According to the Wall Street Journal, Mr. Resca does speak about “benchmarking” and certain business alliances, jargon which is often harsh and unusual in certain museum cultures.  Additionally, Mr. Resca has indicated a desire to “make Italian culture a brand, like Ferrari’s Formula One racing team.”  From a purely academic viewpoint, Mr. Resca’s ideas may appear to infringe upon what many feel is sacred about art and the function of museums:  an escape from the consumerism into an aesthetic experience that serves to preserve our culture while stimulating our senses.  From a practical and business standpoint, especially in light of today’s economic trials, Mr. Resca’s ideas may actually help to highlight the essential function of museums and custodians of national culture, while enhancing the overall experience of each and every visitor to a museum under his watch.

The results of this new approach are yet to be determined.  It will be an interesting case study to watch to determine whether Mr. Resca can strike the delicate balance of preserving the sacred function of the museum while promoting and marketing the cultural heritage of Italy.  Stay tuned….

Privacy Law Extension Dates

November 25, 2008

Massachusetts recently responded to an outcry from the business community in regard to the new privacy regulatiosn promulgated by the office of consumer affairs.  An earlier blog entry summarized the new requierements.  Here are the new deadlines:

Deadline Extension

The Office of Consumer Affairs and Business Regulation (OCABR) has extended its January 1, 2009 deadline for compliance with the newly promulgated Massachusetts privacy regulations.  According to OCABR, the extension of time will assist businesses in implementing the required measures during this economically uncertain time. 

The new standards deadlines are:

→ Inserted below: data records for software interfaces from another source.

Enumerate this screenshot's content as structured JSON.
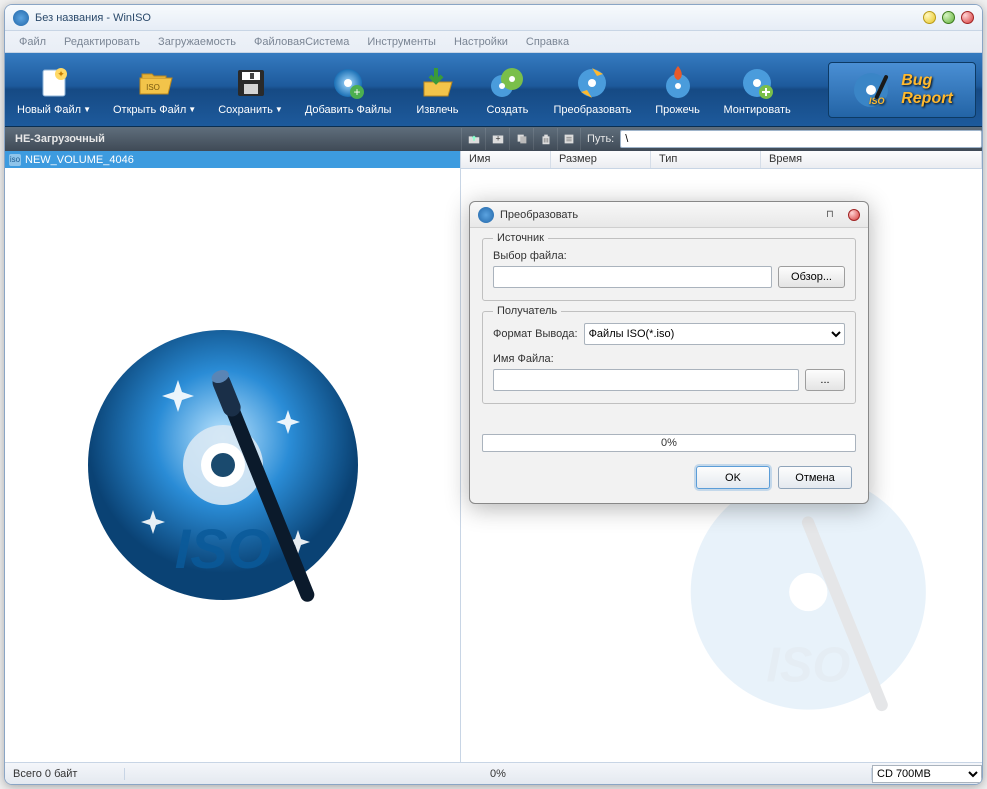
{
  "window": {
    "title": "Без названия - WinISO"
  },
  "menu": {
    "file": "Файл",
    "edit": "Редактировать",
    "bootable": "Загружаемость",
    "filesystem": "ФайловаяСистема",
    "tools": "Инструменты",
    "options": "Настройки",
    "help": "Справка"
  },
  "toolbar": {
    "newfile": "Новый Файл",
    "openfile": "Открыть Файл",
    "save": "Сохранить",
    "addfiles": "Добавить Файлы",
    "extract": "Извлечь",
    "create": "Создать",
    "convert": "Преобразовать",
    "burn": "Прожечь",
    "mount": "Монтировать",
    "bugreport_line1": "Bug",
    "bugreport_line2": "Report"
  },
  "subbar": {
    "boot": "НЕ-Загрузочный",
    "path_label": "Путь:",
    "path_value": "\\"
  },
  "tree": {
    "volume": "NEW_VOLUME_4046"
  },
  "columns": {
    "name": "Имя",
    "size": "Размер",
    "type": "Тип",
    "time": "Время"
  },
  "dialog": {
    "title": "Преобразовать",
    "source_legend": "Источник",
    "select_file": "Выбор файла:",
    "browse": "Обзор...",
    "dest_legend": "Получатель",
    "output_format": "Формат Вывода:",
    "format_value": "Файлы ISO(*.iso)",
    "filename": "Имя Файла:",
    "ellipsis": "...",
    "progress": "0%",
    "ok": "OK",
    "cancel": "Отмена"
  },
  "status": {
    "total": "Всего 0 байт",
    "percent": "0%",
    "media": "CD 700MB"
  }
}
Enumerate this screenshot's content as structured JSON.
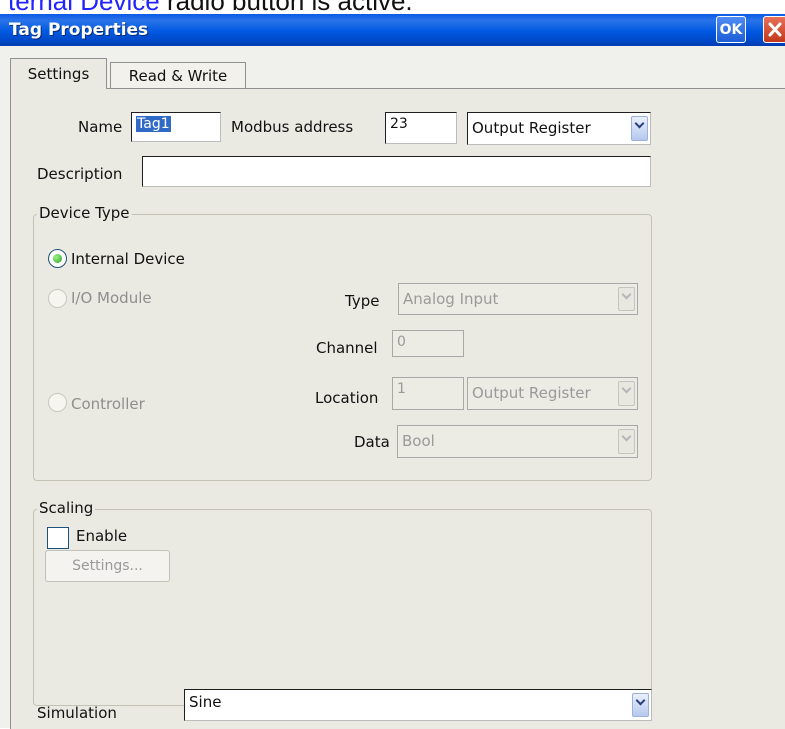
{
  "caption": {
    "highlight": "ternal Device",
    "rest": " radio button is active."
  },
  "window": {
    "title": "Tag Properties",
    "ok_label": "OK"
  },
  "tabs": [
    {
      "label": "Settings"
    },
    {
      "label": "Read & Write"
    }
  ],
  "form": {
    "name_label": "Name",
    "name_value": "Tag1",
    "modbus_label": "Modbus address",
    "modbus_value": "23",
    "register_type": "Output Register",
    "description_label": "Description",
    "description_value": ""
  },
  "device_type": {
    "legend": "Device Type",
    "internal": "Internal Device",
    "io_module": "I/O Module",
    "controller": "Controller",
    "selected": "Internal Device",
    "type_label": "Type",
    "type_value": "Analog Input",
    "channel_label": "Channel",
    "channel_value": "0",
    "location_label": "Location",
    "location_value": "1",
    "location_register": "Output Register",
    "data_label": "Data",
    "data_value": "Bool"
  },
  "scaling": {
    "legend": "Scaling",
    "enable_label": "Enable",
    "enable_checked": false,
    "settings_label": "Settings..."
  },
  "simulation": {
    "label": "Simulation",
    "value": "Sine"
  },
  "colors": {
    "titlebar": "#0058e0",
    "panel": "#ebeae2",
    "radio_selected": "#2aa41c"
  }
}
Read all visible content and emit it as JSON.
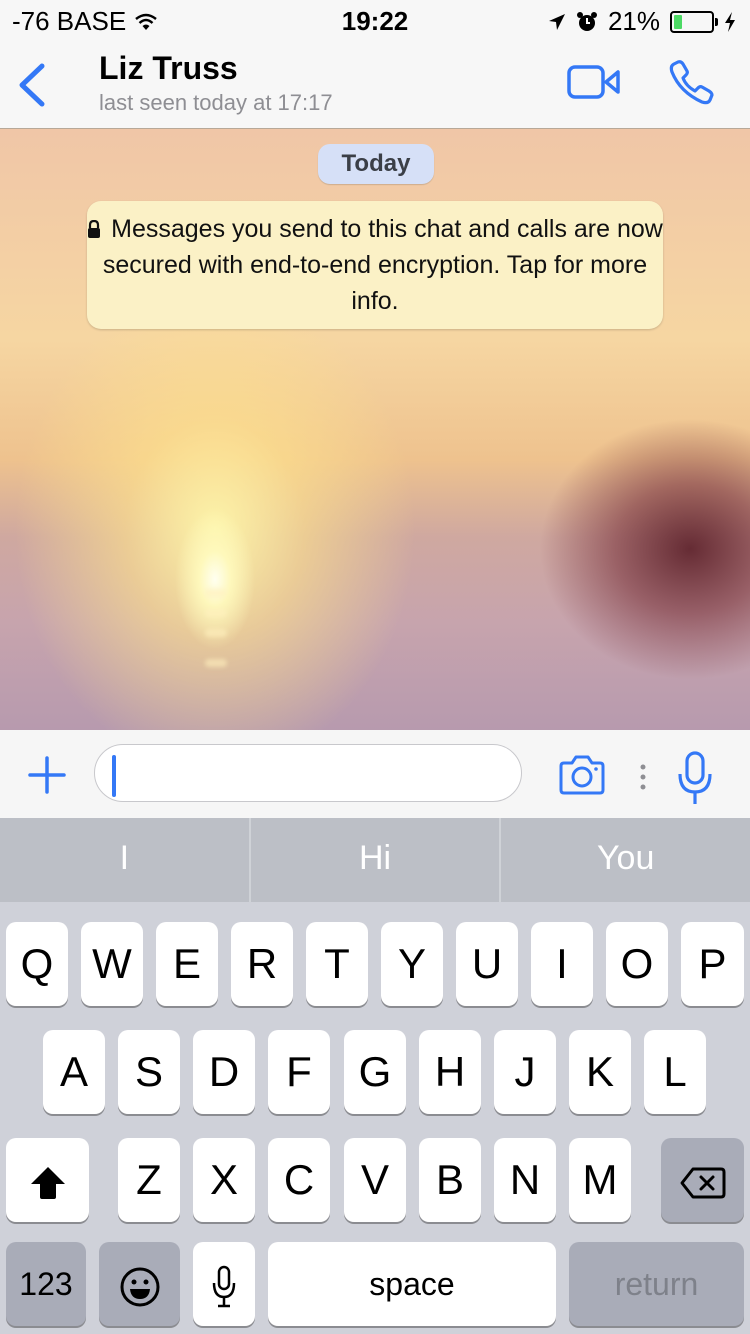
{
  "status_bar": {
    "carrier": "-76 BASE",
    "time": "19:22",
    "battery_percent_label": "21%",
    "battery_level": 0.21,
    "icons": [
      "wifi-icon",
      "location-arrow-icon",
      "alarm-icon",
      "battery-icon",
      "charging-bolt-icon"
    ]
  },
  "header": {
    "contact_name": "Liz Truss",
    "contact_status": "last seen today at 17:17",
    "actions": [
      "back-chevron-icon",
      "video-call-icon",
      "phone-call-icon"
    ],
    "accent_color": "#3478f6"
  },
  "chat": {
    "date_separator": "Today",
    "system_notice": "Messages you send to this chat and calls are now secured with end-to-end encryption. Tap for more info.",
    "notice_icon": "lock-icon"
  },
  "composer": {
    "value": "",
    "placeholder": "",
    "icons": [
      "plus-icon",
      "camera-icon",
      "more-dots-icon",
      "microphone-icon"
    ]
  },
  "predictions": [
    "I",
    "Hi",
    "You"
  ],
  "keyboard": {
    "row1": [
      "Q",
      "W",
      "E",
      "R",
      "T",
      "Y",
      "U",
      "I",
      "O",
      "P"
    ],
    "row2": [
      "A",
      "S",
      "D",
      "F",
      "G",
      "H",
      "J",
      "K",
      "L"
    ],
    "row3": [
      "Z",
      "X",
      "C",
      "V",
      "B",
      "N",
      "M"
    ],
    "numbers_label": "123",
    "space_label": "space",
    "return_label": "return",
    "icons": [
      "shift-icon",
      "backspace-icon",
      "emoji-icon",
      "dictation-mic-icon"
    ]
  }
}
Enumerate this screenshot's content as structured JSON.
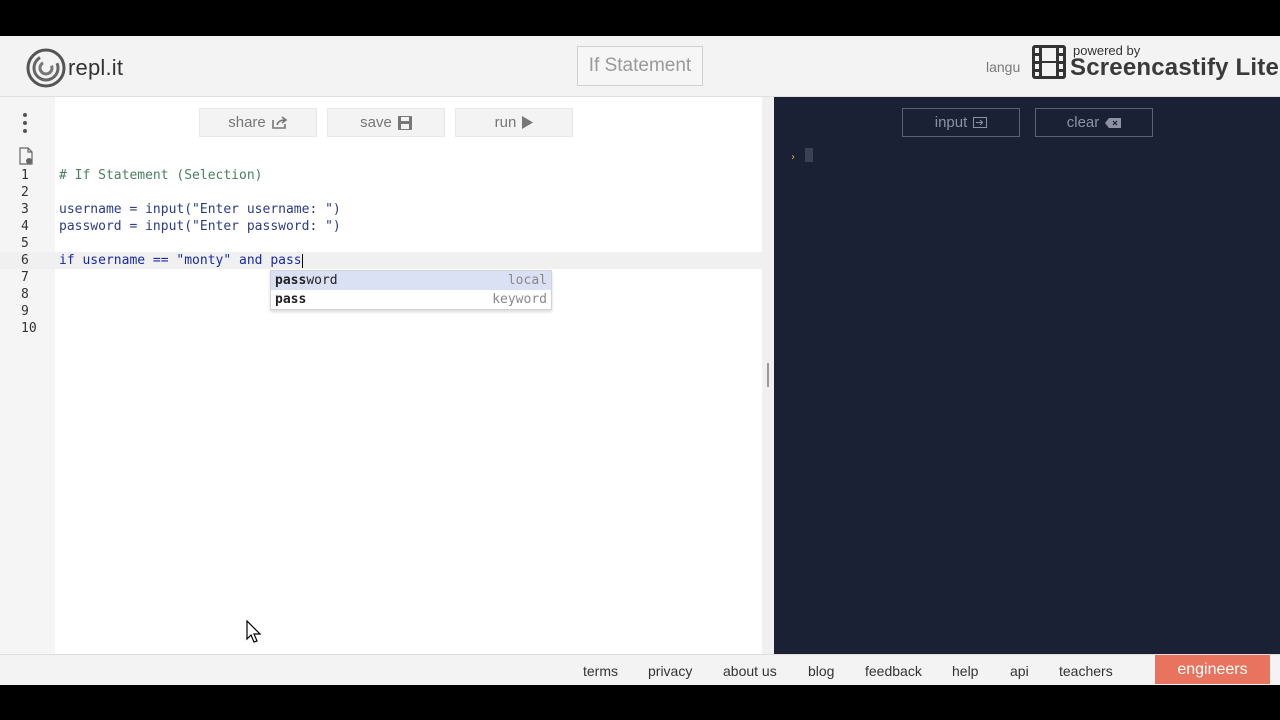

  • May 1, 2009 for general compliance.  This has been changed from the original deadline of January 1, 2009.
  • May 1, 2009 for ensuring that third-party service providers are capable of providing safeguards for personal information and for executing contracts with third-party providers to provide such safeguards.  This has been changed from the original deadline of January 1, 2009.
  • May 1, 2009 for encryption of company laptops.  This date has changed from January 1, 2009.
  • January 1, 2010 to receive written certification from third-party service providers that they have complied with the new Massachusetts privacy regulations.  This will assist businesses in educating their third-party service providers, many of whom may be located outside of Massachusetts, or, replace non-compliant third-party service providers as required by the regulations.  This date has been changed from January 1, 2009.
  • January 1, 2010 for the encryption of all other portable devices, aside from laptops, such as memory sticks and PDAs.  This has been changed from January 1, 2009.

Most Museums in Massachusetts and even Museums outside of Massachusetts will need to comply with the regulations.  Any Museum that collects the personal information of a Massachusetts resident is subject to the regulations.  “Personal Information” refers to a Massachusetts resident’s first name and last name or first initial and last name in combination with any one or more of the following:  (a) Social Security Number; (b) driver’s license number or state issued identification card number; or (c) financial account number, or credit card or debit card number.  If you collect any of this information int he course of accepting memberships, accepting donations or from sales in yuor retail shop or online store, you must comply.